Using 'may contain' labelling to inform food choice: a qualitative study of nut allergic consumers
Published in
BMC Public Health, September 2011
DOI 10.1186/1471-2458-11-734
Pubmed ID
Authors

Julie Barnett, Kate Muncer, Jo Leftwich, Richard Shepherd, Monique M Raats, M Hazel Gowland, Kate Grimshaw, Jane S Lucas

Abstract

Precautionary 'may contain' warnings are used to indicate possible allergen contamination. Neither food safety nor foods labelling legislation address this issue. The aim of this study is to understand how peanut and nut allergic adults interpret 'may contain' labelling and how they use this information when purchasing food.

Twitter Demographics

The data shown below were collected from the profiles of 20 tweeters who shared this research output. Click here to find out more about how the information was compiled.

Mendeley readers

The data shown below were compiled from readership statistics for 67 Mendeley readers of this research output.
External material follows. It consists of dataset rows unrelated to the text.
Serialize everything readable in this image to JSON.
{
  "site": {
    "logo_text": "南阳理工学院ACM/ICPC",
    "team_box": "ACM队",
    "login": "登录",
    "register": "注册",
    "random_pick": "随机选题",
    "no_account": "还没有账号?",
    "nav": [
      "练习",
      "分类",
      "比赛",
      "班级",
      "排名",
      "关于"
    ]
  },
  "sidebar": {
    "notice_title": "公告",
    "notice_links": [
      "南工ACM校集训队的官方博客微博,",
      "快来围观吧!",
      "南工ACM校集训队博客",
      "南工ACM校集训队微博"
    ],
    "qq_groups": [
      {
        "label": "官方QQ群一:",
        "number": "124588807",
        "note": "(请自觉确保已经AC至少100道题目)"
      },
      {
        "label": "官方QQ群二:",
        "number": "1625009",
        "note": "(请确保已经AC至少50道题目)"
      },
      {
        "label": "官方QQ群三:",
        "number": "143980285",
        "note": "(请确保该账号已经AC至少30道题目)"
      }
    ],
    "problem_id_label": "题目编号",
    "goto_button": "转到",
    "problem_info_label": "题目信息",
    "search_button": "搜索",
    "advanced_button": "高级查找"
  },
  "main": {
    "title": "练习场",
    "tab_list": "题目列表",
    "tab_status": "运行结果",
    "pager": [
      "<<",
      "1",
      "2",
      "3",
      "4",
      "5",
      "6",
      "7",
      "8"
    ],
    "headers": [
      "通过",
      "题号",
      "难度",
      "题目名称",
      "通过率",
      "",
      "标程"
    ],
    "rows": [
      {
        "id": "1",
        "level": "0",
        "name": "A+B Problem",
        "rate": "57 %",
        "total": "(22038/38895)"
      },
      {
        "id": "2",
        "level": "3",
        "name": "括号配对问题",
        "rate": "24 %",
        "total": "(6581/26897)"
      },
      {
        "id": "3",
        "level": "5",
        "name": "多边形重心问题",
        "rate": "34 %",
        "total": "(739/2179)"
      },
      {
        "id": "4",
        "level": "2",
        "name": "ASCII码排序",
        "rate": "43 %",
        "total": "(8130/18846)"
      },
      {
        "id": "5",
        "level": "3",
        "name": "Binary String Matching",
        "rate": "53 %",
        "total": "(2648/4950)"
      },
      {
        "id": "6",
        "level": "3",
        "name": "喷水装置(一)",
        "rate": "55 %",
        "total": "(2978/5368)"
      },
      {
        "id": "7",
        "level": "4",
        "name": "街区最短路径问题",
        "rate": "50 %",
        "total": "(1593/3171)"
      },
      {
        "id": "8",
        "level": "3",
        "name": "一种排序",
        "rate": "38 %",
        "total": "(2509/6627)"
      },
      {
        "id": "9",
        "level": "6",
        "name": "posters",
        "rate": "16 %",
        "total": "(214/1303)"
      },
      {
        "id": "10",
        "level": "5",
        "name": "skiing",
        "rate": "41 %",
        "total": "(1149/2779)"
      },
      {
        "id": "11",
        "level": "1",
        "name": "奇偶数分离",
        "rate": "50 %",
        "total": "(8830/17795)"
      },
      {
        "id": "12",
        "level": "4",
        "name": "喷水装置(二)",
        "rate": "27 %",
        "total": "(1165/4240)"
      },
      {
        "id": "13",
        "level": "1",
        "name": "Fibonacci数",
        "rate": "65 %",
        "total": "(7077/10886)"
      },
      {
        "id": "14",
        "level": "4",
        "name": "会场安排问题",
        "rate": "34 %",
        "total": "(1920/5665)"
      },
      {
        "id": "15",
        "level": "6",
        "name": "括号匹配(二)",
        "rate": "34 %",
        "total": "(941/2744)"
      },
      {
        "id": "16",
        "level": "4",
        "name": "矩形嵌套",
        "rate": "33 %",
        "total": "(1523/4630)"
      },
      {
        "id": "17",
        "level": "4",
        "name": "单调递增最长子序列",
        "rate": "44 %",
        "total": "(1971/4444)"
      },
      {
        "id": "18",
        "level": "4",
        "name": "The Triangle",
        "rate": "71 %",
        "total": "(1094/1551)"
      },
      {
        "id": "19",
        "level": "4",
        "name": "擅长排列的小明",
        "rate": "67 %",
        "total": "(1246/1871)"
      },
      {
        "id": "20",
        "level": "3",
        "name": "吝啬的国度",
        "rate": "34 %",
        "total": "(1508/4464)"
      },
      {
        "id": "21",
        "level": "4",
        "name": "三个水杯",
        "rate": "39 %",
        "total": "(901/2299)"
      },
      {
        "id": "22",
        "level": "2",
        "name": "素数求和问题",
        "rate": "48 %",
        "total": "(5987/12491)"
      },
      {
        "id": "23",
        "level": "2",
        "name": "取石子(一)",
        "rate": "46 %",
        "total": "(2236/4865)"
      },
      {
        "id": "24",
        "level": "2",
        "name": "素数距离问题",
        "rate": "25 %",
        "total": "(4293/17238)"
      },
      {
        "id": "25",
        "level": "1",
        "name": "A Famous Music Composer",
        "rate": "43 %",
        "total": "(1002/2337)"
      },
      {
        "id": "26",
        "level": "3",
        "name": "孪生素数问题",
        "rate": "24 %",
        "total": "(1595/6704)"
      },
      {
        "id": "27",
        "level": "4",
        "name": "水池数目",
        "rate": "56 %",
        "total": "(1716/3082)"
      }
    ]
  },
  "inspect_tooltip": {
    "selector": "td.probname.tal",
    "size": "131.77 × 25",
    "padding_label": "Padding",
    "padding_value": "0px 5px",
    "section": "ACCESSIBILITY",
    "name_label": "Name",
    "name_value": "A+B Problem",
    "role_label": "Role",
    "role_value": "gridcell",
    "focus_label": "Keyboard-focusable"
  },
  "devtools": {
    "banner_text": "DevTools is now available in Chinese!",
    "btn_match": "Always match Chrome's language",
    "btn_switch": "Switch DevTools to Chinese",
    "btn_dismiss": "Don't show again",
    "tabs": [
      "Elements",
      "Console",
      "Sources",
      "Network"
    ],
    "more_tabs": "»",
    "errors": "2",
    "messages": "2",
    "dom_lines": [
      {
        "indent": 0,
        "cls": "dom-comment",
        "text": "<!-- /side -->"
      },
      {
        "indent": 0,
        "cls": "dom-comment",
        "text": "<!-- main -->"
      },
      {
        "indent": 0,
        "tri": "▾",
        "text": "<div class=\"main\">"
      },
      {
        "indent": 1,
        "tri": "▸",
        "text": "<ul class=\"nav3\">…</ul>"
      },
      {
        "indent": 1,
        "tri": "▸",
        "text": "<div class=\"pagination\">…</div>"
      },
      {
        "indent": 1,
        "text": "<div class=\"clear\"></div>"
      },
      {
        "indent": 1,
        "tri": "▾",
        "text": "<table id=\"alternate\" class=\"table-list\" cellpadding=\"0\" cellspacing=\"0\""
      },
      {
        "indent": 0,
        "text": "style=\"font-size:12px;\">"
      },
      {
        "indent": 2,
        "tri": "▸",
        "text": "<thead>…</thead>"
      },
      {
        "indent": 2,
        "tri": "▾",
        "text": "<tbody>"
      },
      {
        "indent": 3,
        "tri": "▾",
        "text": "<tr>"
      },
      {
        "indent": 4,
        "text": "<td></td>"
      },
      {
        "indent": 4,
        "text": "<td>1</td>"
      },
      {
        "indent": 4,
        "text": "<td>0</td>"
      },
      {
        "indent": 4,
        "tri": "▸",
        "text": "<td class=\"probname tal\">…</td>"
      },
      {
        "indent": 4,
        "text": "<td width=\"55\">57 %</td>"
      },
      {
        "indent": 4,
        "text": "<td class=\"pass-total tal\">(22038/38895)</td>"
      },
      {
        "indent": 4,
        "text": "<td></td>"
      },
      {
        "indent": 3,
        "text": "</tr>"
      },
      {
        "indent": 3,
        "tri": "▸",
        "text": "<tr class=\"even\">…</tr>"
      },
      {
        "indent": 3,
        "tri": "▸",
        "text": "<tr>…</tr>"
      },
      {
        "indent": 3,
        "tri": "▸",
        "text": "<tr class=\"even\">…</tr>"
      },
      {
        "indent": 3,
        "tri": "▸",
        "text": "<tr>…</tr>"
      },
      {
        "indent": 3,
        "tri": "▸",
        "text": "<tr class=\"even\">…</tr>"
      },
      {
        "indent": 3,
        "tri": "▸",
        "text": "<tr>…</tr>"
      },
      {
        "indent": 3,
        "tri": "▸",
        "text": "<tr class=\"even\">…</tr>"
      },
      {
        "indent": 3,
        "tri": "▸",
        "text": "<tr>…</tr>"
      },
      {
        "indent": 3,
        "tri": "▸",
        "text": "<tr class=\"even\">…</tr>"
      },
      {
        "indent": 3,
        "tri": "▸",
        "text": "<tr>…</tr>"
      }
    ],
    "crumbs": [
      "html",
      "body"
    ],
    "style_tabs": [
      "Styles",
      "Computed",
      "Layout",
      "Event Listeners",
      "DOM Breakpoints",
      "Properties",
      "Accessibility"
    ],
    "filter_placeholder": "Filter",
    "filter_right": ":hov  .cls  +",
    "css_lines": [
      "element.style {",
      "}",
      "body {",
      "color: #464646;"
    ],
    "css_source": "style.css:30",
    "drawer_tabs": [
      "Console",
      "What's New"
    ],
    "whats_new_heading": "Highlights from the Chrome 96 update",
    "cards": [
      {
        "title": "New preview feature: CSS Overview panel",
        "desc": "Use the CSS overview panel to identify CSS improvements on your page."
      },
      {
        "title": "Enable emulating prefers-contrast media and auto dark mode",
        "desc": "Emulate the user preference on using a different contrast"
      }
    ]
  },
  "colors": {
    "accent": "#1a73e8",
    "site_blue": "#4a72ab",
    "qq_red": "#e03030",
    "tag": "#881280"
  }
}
Click here to see the associated Mendeley record.

Geographical breakdown

Country Count As %
Unknown 67 100%

Demographic breakdown

Readers by professional status Count As %
Student > Master 11 16%
Student > Ph. D. Student 11 16%
Other 10 15%
Student > Bachelor 8 12%
Researcher 7 10%
Other 15 22%
Unknown 5 7%
Readers by discipline Count As %
Agricultural and Biological Sciences 15 22%
Medicine and Dentistry 8 12%
Social Sciences 7 10%
Nursing and Health Professions 4 6%
Psychology 4 6%
Other 20 30%
Unknown 9 13%

Attention Score in Context

This research output has an Altmetric Attention Score of 16. This is our high-level measure of the quality and quantity of online attention that it has received. This Attention Score, as well as the ranking and number of research outputs shown below, was calculated when the research output was last mentioned on 03 March 2018.
All research outputs
#1,003,481
of 13,530,542 outputs
Outputs from BMC Public Health
#1,115
of 9,347 outputs
Outputs of similar age
#7,053
of 96,967 outputs
Outputs of similar age from BMC Public Health
#1
of 1 outputs
Altmetric has tracked 13,530,542 research outputs across all sources so far. Compared to these this one has done particularly well and is in the 92nd percentile: it's in the top 10% of all research outputs ever tracked by Altmetric.
So far Altmetric has tracked 9,347 research outputs from this source. They typically receive a lot more attention than average, with a mean Attention Score of 11.1. This one has done well, scoring higher than 88% of its peers.
Older research outputs will score higher simply because they've had more time to accumulate mentions. To account for age we can compare this Altmetric Attention Score to the 96,967 tracked outputs that were published within six weeks on either side of this one in any source. This one has done particularly well, scoring higher than 92% of its contemporaries.
We're also able to compare this research output to 1 others from the same source and published within six weeks on either side of this one. This one has scored higher than all of them